It is nothing new for Australians to be down on the government of the day.
But the ANU study of 3000 people found confidence in the government plunged 10.9 percentage points between October and January, a decline that researchers said was "almost unprecedented in scale".
It is hardly surprising the public's esteem for the government has suffered a heavy blow. A terrible summer like the government, along with the rest of Australia, has just had will do that.
Scott Morrison's Hawaii trip and tin ear in the early stages of the bushfire crisis, the rorting of a $100 million sports grants scheme, the police investigation of a minister over a falsified document - the fog of scandal enveloping the government has been even more persistent than the smoke that smothered Canberra.
Increasingly when senior politicians and public servants gather, the common lament has become that public expectations of government have never been so high, and trust so low.
So far, Scott Morrison has tried to shrug it all off as "a bit of a pile-on".
But there are real concerns about what this low regard means not just for the standing of the prime minister or government of the day, but for the broader institutions of government like the Australian Public Service, and for the way people are likely to interact with government.
A Boston Consulting Group-Salesforce survey suggests there could be serious consequences.
It found a significant proportion of people don't want to share personal data with the government because they don't trust it will be safe.
Even more worrying, confidence in the government's ability to handle personal information safely and securely is sliding.
The report found that people's trust in government was heavily influenced by their experiences in interacting with it.
People have high expectations - half said they expected government services to be as good as the best in the private sector.
Failing to meet such standards undermined their confidence that the government could be trusted with their information.
This matters because the government wants to deliver more and more services online, and to use people's data to better calibrate and direct its offerings.

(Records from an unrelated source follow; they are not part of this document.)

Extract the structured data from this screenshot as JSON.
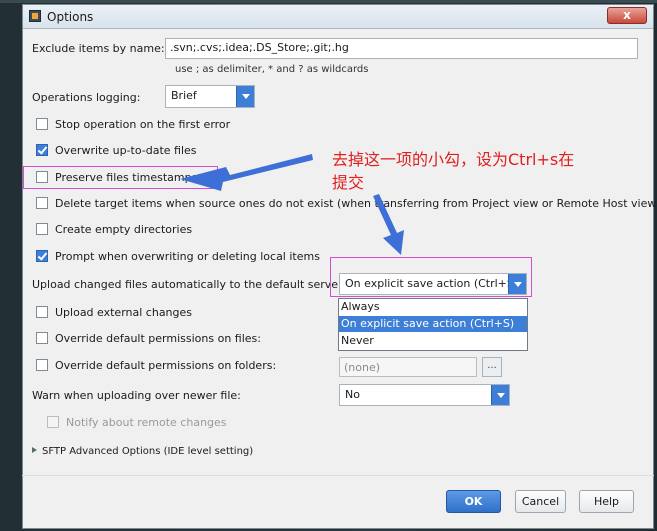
{
  "window": {
    "title": "Options",
    "close_label": "x"
  },
  "exclude": {
    "label": "Exclude items by name:",
    "value": ".svn;.cvs;.idea;.DS_Store;.git;.hg",
    "hint": "use ; as delimiter, * and ? as wildcards"
  },
  "operations_logging": {
    "label": "Operations logging:",
    "value": "Brief"
  },
  "checkboxes": [
    {
      "label": "Stop operation on the first error",
      "checked": false
    },
    {
      "label": "Overwrite up-to-date files",
      "checked": true
    },
    {
      "label": "Preserve files timestamps",
      "checked": false
    },
    {
      "label": "Delete target items when source ones do not exist (when transferring from Project view or Remote Host view)",
      "checked": false
    },
    {
      "label": "Create empty directories",
      "checked": false
    },
    {
      "label": "Prompt when overwriting or deleting local items",
      "checked": true
    }
  ],
  "upload_auto": {
    "label": "Upload changed files automatically to the default server",
    "value": "On explicit save action (Ctrl+S)",
    "options": [
      "Always",
      "On explicit save action (Ctrl+S)",
      "Never"
    ],
    "selected_index": 1
  },
  "upload_external": {
    "label": "Upload external changes",
    "checked": false
  },
  "override_files": {
    "label": "Override default permissions on files:",
    "checked": false
  },
  "override_folders": {
    "label": "Override default permissions on folders:",
    "checked": false,
    "value": "(none)",
    "browse_label": "..."
  },
  "warn_newer": {
    "label": "Warn when uploading over newer file:",
    "value": "No"
  },
  "notify_remote": {
    "label": "Notify about remote changes",
    "checked": false,
    "enabled": false
  },
  "sftp_advanced": {
    "label": "SFTP Advanced Options (IDE level setting)"
  },
  "buttons": {
    "ok": "OK",
    "cancel": "Cancel",
    "help": "Help"
  },
  "annotation": {
    "line1": "去掉这一项的小勾，设为Ctrl+s在",
    "line2": "提交",
    "color": "#e02020"
  },
  "colors": {
    "accent": "#3d7fd6",
    "highlight_box": "#d44ed0",
    "arrow": "#3d6fd6"
  }
}
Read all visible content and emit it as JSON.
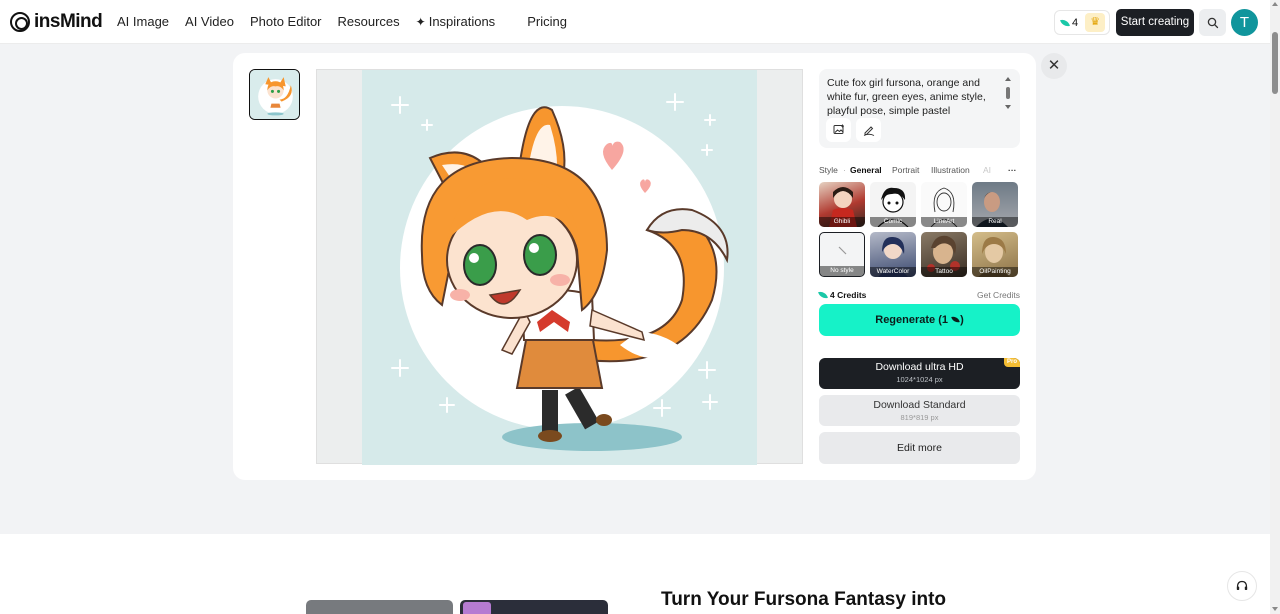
{
  "brand": {
    "name": "insMind"
  },
  "nav": {
    "items": [
      "AI Image",
      "AI Video",
      "Photo Editor",
      "Resources",
      "Inspirations",
      "Pricing"
    ]
  },
  "header": {
    "credits": "4",
    "start_label": "Start creating",
    "avatar_initial": "T"
  },
  "prompt": {
    "text": "Cute fox girl fursona, orange and white fur, green eyes, anime style, playful pose, simple pastel"
  },
  "styles": {
    "label": "Style",
    "tabs": [
      "General",
      "Portrait",
      "Illustration",
      "AI"
    ],
    "more": "···",
    "cards": [
      "Ghibli",
      "Comic",
      "LineArt",
      "Real",
      "No style",
      "WaterColor",
      "Tattoo",
      "OilPainting"
    ]
  },
  "credits": {
    "amount": "4 Credits",
    "get_label": "Get Credits"
  },
  "actions": {
    "regenerate": "Regenerate (1",
    "regenerate_suffix": ")",
    "ultra_hd": "Download ultra HD",
    "ultra_hd_size": "1024*1024 px",
    "pro_badge": "Pro",
    "standard": "Download Standard",
    "standard_size": "819*819 px",
    "edit_more": "Edit more"
  },
  "section": {
    "headline": "Turn Your Fursona Fantasy into"
  },
  "colors": {
    "accent": "#16f2c8",
    "dark_button": "#1c1f24",
    "avatar": "#10959c"
  }
}
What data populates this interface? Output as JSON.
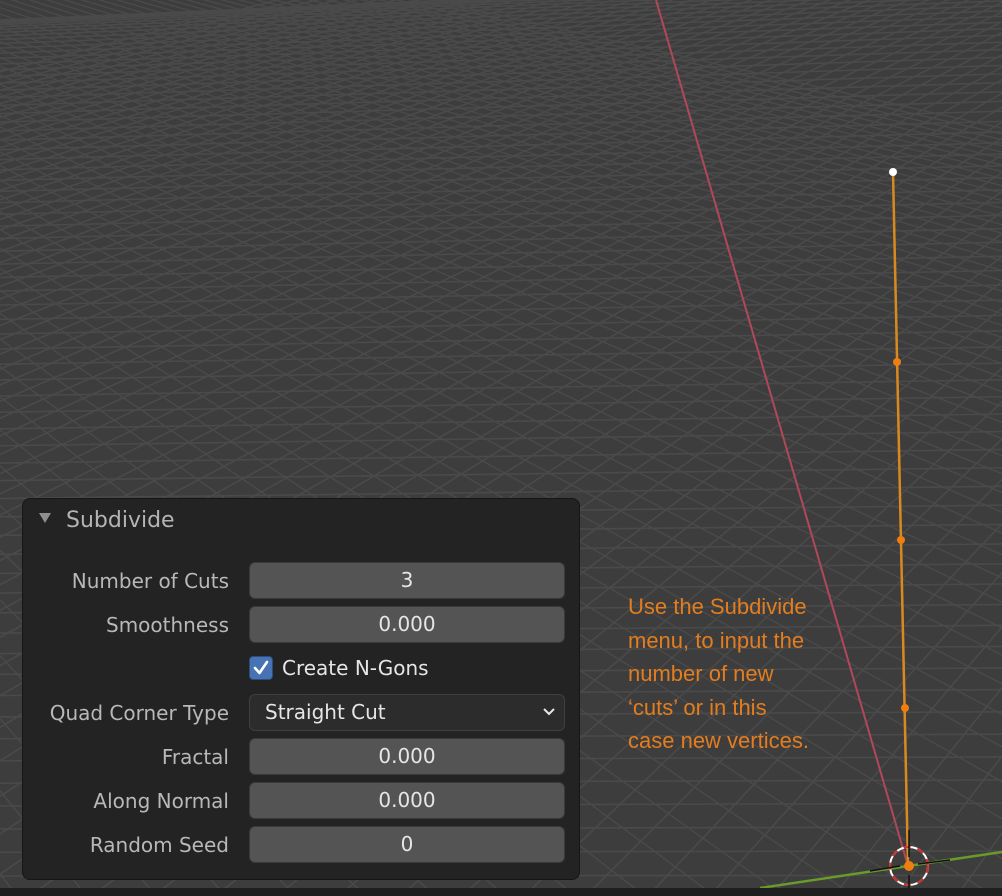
{
  "panel": {
    "title": "Subdivide",
    "collapse_icon": "triangle-down-icon",
    "fields": [
      {
        "label": "Number of Cuts",
        "type": "number",
        "value": "3"
      },
      {
        "label": "Smoothness",
        "type": "number",
        "value": "0.000"
      },
      {
        "label": "Create N-Gons",
        "type": "checkbox",
        "checked": true
      },
      {
        "label": "Quad Corner Type",
        "type": "dropdown",
        "value": "Straight Cut",
        "icon": "chevron-down-icon"
      },
      {
        "label": "Fractal",
        "type": "number",
        "value": "0.000"
      },
      {
        "label": "Along Normal",
        "type": "number",
        "value": "0.000"
      },
      {
        "label": "Random Seed",
        "type": "number",
        "value": "0"
      }
    ]
  },
  "annotation": {
    "lines": [
      "Use the Subdivide",
      "menu, to input the",
      "number of new",
      "‘cuts’ or in this",
      "case new vertices."
    ],
    "color": "#e37d1f"
  },
  "viewport": {
    "background": "#3d3d3d",
    "grid_color": "#4a4a4a",
    "x_axis_color": "#b0485a",
    "y_axis_color": "#6a9a2a",
    "edge_color": "#d98a1e",
    "selected_vertex_color": "#ffffff",
    "vertex_color": "#f07d10",
    "vertex_count": 5,
    "selected_vertices": 1,
    "cursor_icon": "3d-cursor-icon"
  }
}
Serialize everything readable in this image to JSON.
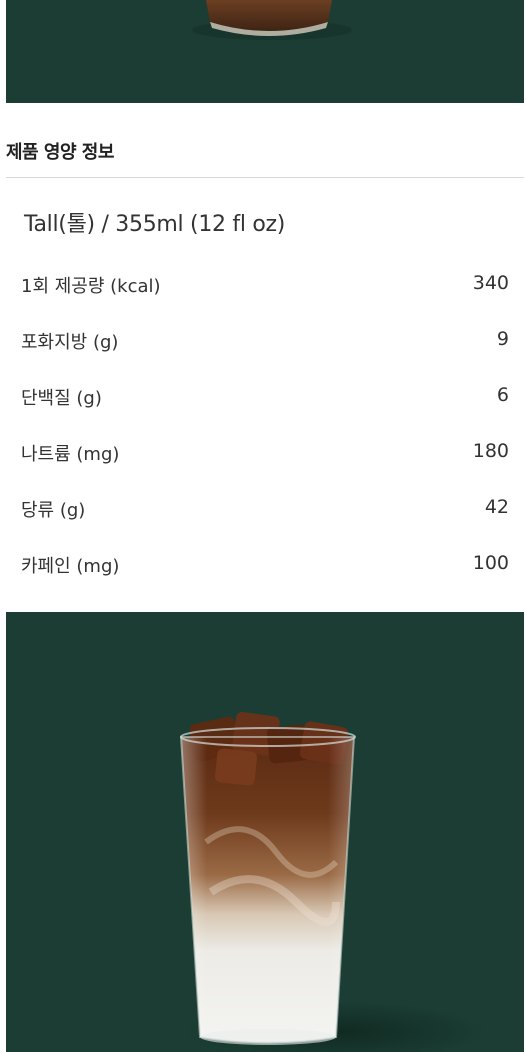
{
  "section": {
    "title": "제품 영양 정보"
  },
  "size": {
    "label": "Tall(톨) / 355ml (12 fl oz)"
  },
  "nutrition": [
    {
      "label": "1회 제공량 (kcal)",
      "value": "340"
    },
    {
      "label": "포화지방 (g)",
      "value": "9"
    },
    {
      "label": "단백질 (g)",
      "value": "6"
    },
    {
      "label": "나트륨 (mg)",
      "value": "180"
    },
    {
      "label": "당류 (g)",
      "value": "42"
    },
    {
      "label": "카페인 (mg)",
      "value": "100"
    }
  ],
  "colors": {
    "hero_background": "#1b3d33",
    "divider": "#d9d9d9"
  }
}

The solution, experts say, is for the government to be upfront and open with people about how it wants to use their data, and why.
For a government that seems overly obsessed with secrecy and information-hiding, this might be a tough lesson to apply.